## Excerpted data
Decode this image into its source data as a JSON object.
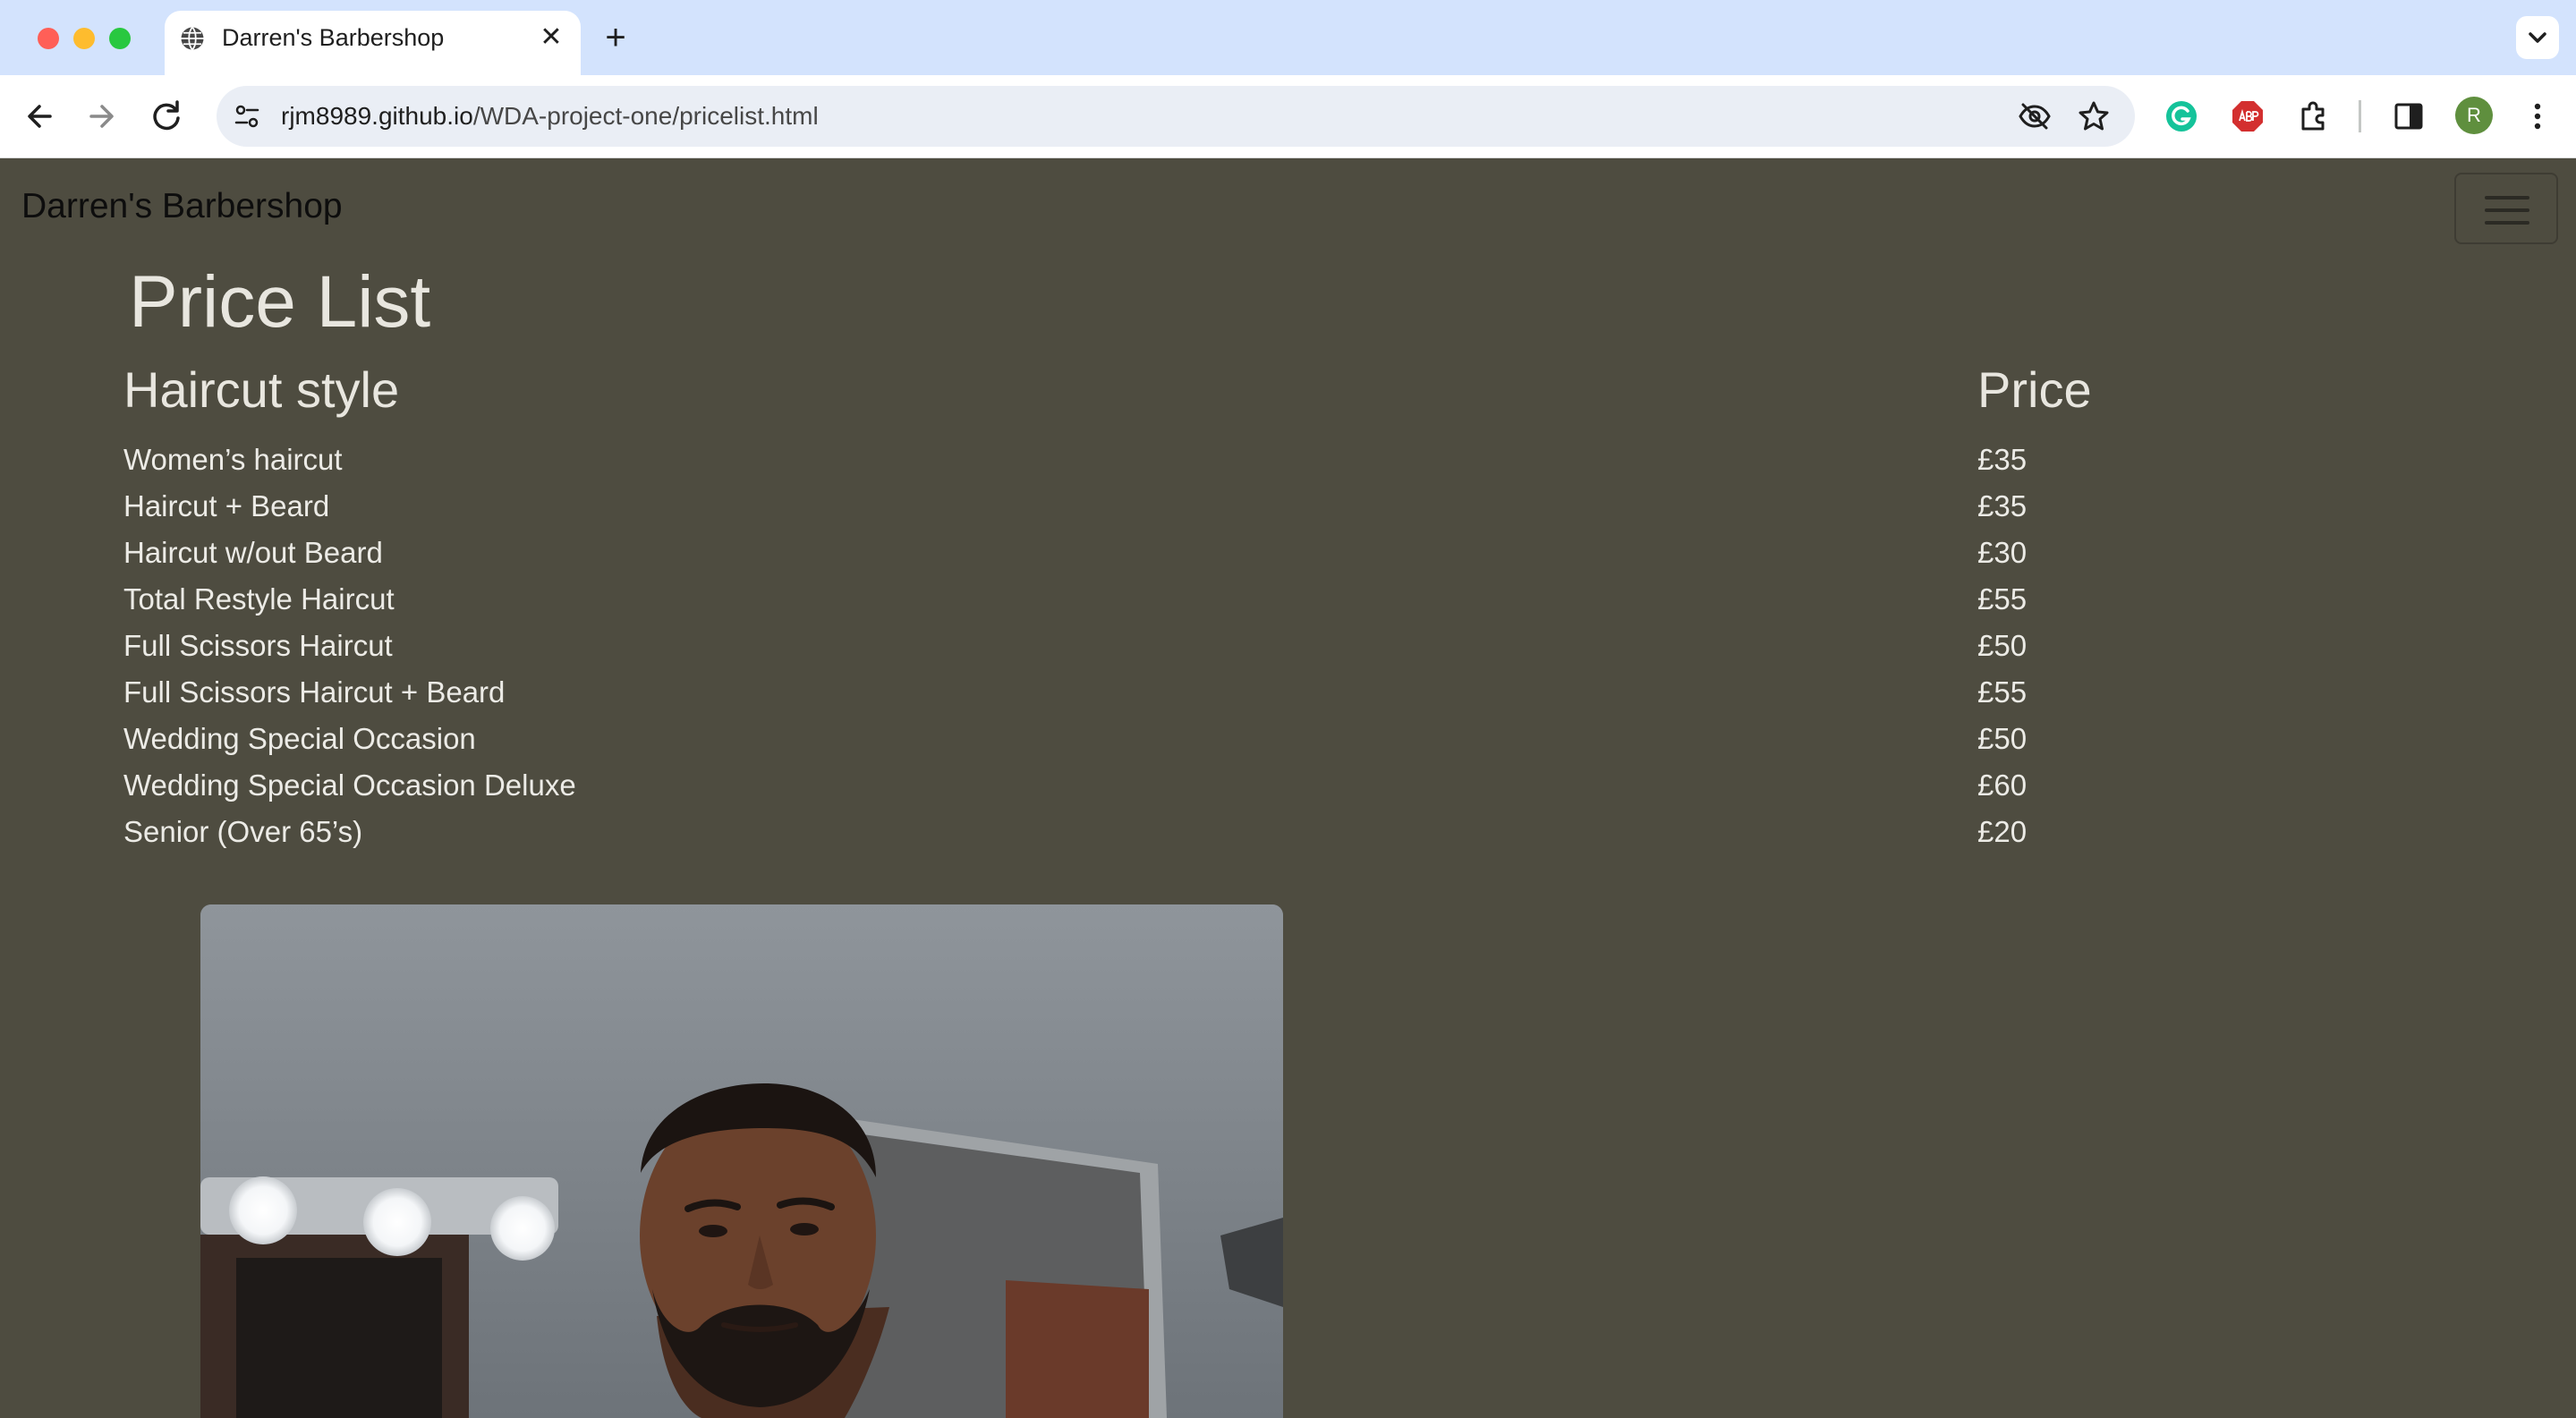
{
  "browser": {
    "tab_title": "Darren's Barbershop",
    "close_tab_glyph": "✕",
    "new_tab_glyph": "+",
    "url_domain": "rjm8989.github.io",
    "url_path": "/WDA-project-one/pricelist.html",
    "avatar_letter": "R",
    "icons": [
      "back-icon",
      "forward-icon",
      "reload-icon",
      "site-info-icon",
      "eye-off-icon",
      "star-icon",
      "grammarly-icon",
      "adblock-icon",
      "extensions-icon",
      "side-panel-icon",
      "menu-icon"
    ]
  },
  "site": {
    "brand": "Darren's Barbershop"
  },
  "pricelist": {
    "title": "Price List",
    "col_style": "Haircut style",
    "col_price": "Price",
    "rows": [
      {
        "style": "Women’s haircut",
        "price": "£35"
      },
      {
        "style": "Haircut + Beard",
        "price": "£35"
      },
      {
        "style": "Haircut w/out Beard",
        "price": "£30"
      },
      {
        "style": "Total Restyle Haircut",
        "price": "£55"
      },
      {
        "style": "Full Scissors Haircut",
        "price": "£50"
      },
      {
        "style": "Full Scissors Haircut + Beard",
        "price": "£55"
      },
      {
        "style": "Wedding Special Occasion",
        "price": "£50"
      },
      {
        "style": "Wedding Special Occasion Deluxe",
        "price": "£60"
      },
      {
        "style": "Senior (Over 65’s)",
        "price": "£20"
      }
    ]
  },
  "colors": {
    "page_bg": "#4e4c40",
    "text_light": "#ecebe6",
    "tab_strip": "#d3e3fd"
  }
}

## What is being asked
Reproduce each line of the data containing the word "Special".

## Written reply
        "style": "Wedding Special Occasion",
        "style": "Wedding Special Occasion Deluxe",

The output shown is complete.